***** Task material

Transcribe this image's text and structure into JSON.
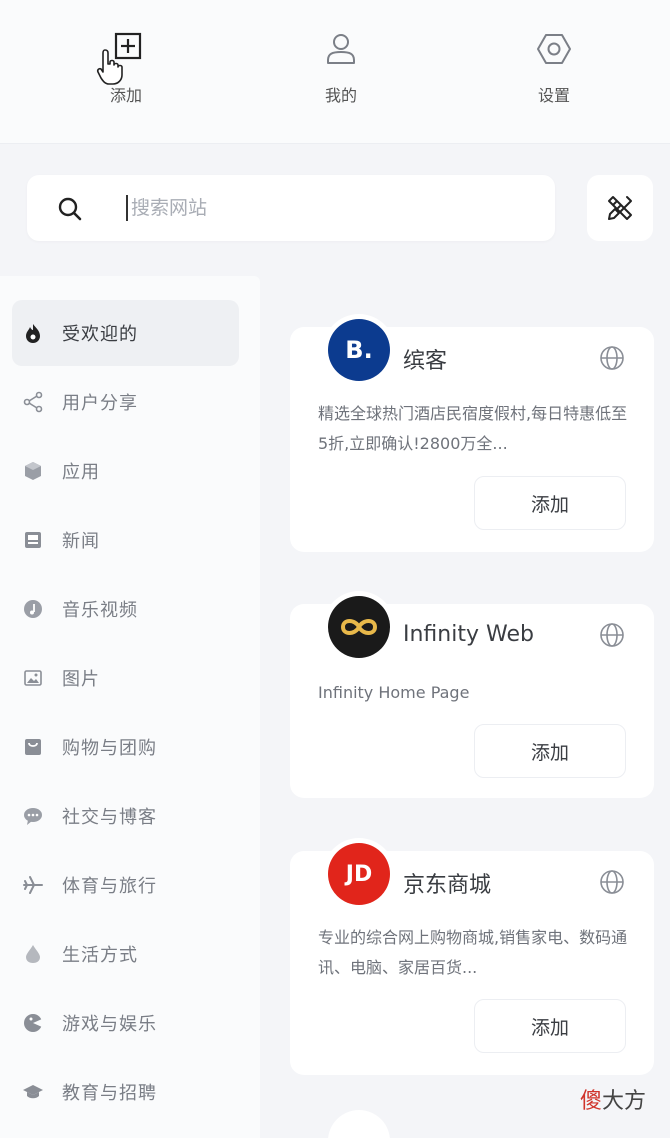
{
  "top_nav": {
    "items": [
      {
        "label": "添加",
        "icon": "add-square-icon"
      },
      {
        "label": "我的",
        "icon": "user-icon"
      },
      {
        "label": "设置",
        "icon": "hexagon-settings-icon"
      }
    ]
  },
  "search": {
    "placeholder": "搜索网站",
    "icon": "search-icon",
    "tool_icon": "tools-icon"
  },
  "sidebar": {
    "items": [
      {
        "label": "受欢迎的",
        "icon": "flame-icon",
        "active": true
      },
      {
        "label": "用户分享",
        "icon": "share-icon"
      },
      {
        "label": "应用",
        "icon": "cube-icon"
      },
      {
        "label": "新闻",
        "icon": "news-icon"
      },
      {
        "label": "音乐视频",
        "icon": "music-icon"
      },
      {
        "label": "图片",
        "icon": "image-icon"
      },
      {
        "label": "购物与团购",
        "icon": "shopping-icon"
      },
      {
        "label": "社交与博客",
        "icon": "chat-icon"
      },
      {
        "label": "体育与旅行",
        "icon": "plane-icon"
      },
      {
        "label": "生活方式",
        "icon": "drop-icon"
      },
      {
        "label": "游戏与娱乐",
        "icon": "game-icon"
      },
      {
        "label": "教育与招聘",
        "icon": "graduation-cap-icon"
      }
    ]
  },
  "cards": [
    {
      "logo_text": "B.",
      "logo_color": "#0c3b8f",
      "title": "缤客",
      "desc": "精选全球热门酒店民宿度假村,每日特惠低至5折,立即确认!2800万全...",
      "button": "添加"
    },
    {
      "logo_text": "∞",
      "logo_color": "#1a1a1a",
      "title": "Infinity Web",
      "desc": "Infinity Home Page",
      "button": "添加"
    },
    {
      "logo_text": "JD",
      "logo_color": "#e1251b",
      "title": "京东商城",
      "desc": "专业的综合网上购物商城,销售家电、数码通讯、电脑、家居百货...",
      "button": "添加"
    }
  ],
  "watermark": {
    "first": "傻",
    "rest": "大方"
  }
}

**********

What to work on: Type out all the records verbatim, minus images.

Response for this exercise:
Transcribe this image's text and structure into JSON.
{
  "top_nav": {
    "items": [
      {
        "label": "添加",
        "icon": "add-square-icon"
      },
      {
        "label": "我的",
        "icon": "user-icon"
      },
      {
        "label": "设置",
        "icon": "hexagon-settings-icon"
      }
    ]
  },
  "search": {
    "placeholder": "搜索网站",
    "icon": "search-icon",
    "tool_icon": "tools-icon"
  },
  "sidebar": {
    "items": [
      {
        "label": "受欢迎的",
        "icon": "flame-icon",
        "active": true
      },
      {
        "label": "用户分享",
        "icon": "share-icon"
      },
      {
        "label": "应用",
        "icon": "cube-icon"
      },
      {
        "label": "新闻",
        "icon": "news-icon"
      },
      {
        "label": "音乐视频",
        "icon": "music-icon"
      },
      {
        "label": "图片",
        "icon": "image-icon"
      },
      {
        "label": "购物与团购",
        "icon": "shopping-icon"
      },
      {
        "label": "社交与博客",
        "icon": "chat-icon"
      },
      {
        "label": "体育与旅行",
        "icon": "plane-icon"
      },
      {
        "label": "生活方式",
        "icon": "drop-icon"
      },
      {
        "label": "游戏与娱乐",
        "icon": "game-icon"
      },
      {
        "label": "教育与招聘",
        "icon": "graduation-cap-icon"
      }
    ]
  },
  "cards": [
    {
      "logo_text": "B.",
      "logo_color": "#0c3b8f",
      "title": "缤客",
      "desc": "精选全球热门酒店民宿度假村,每日特惠低至5折,立即确认!2800万全...",
      "button": "添加"
    },
    {
      "logo_text": "∞",
      "logo_color": "#1a1a1a",
      "title": "Infinity Web",
      "desc": "Infinity Home Page",
      "button": "添加"
    },
    {
      "logo_text": "JD",
      "logo_color": "#e1251b",
      "title": "京东商城",
      "desc": "专业的综合网上购物商城,销售家电、数码通讯、电脑、家居百货...",
      "button": "添加"
    }
  ],
  "watermark": {
    "first": "傻",
    "rest": "大方"
  }
}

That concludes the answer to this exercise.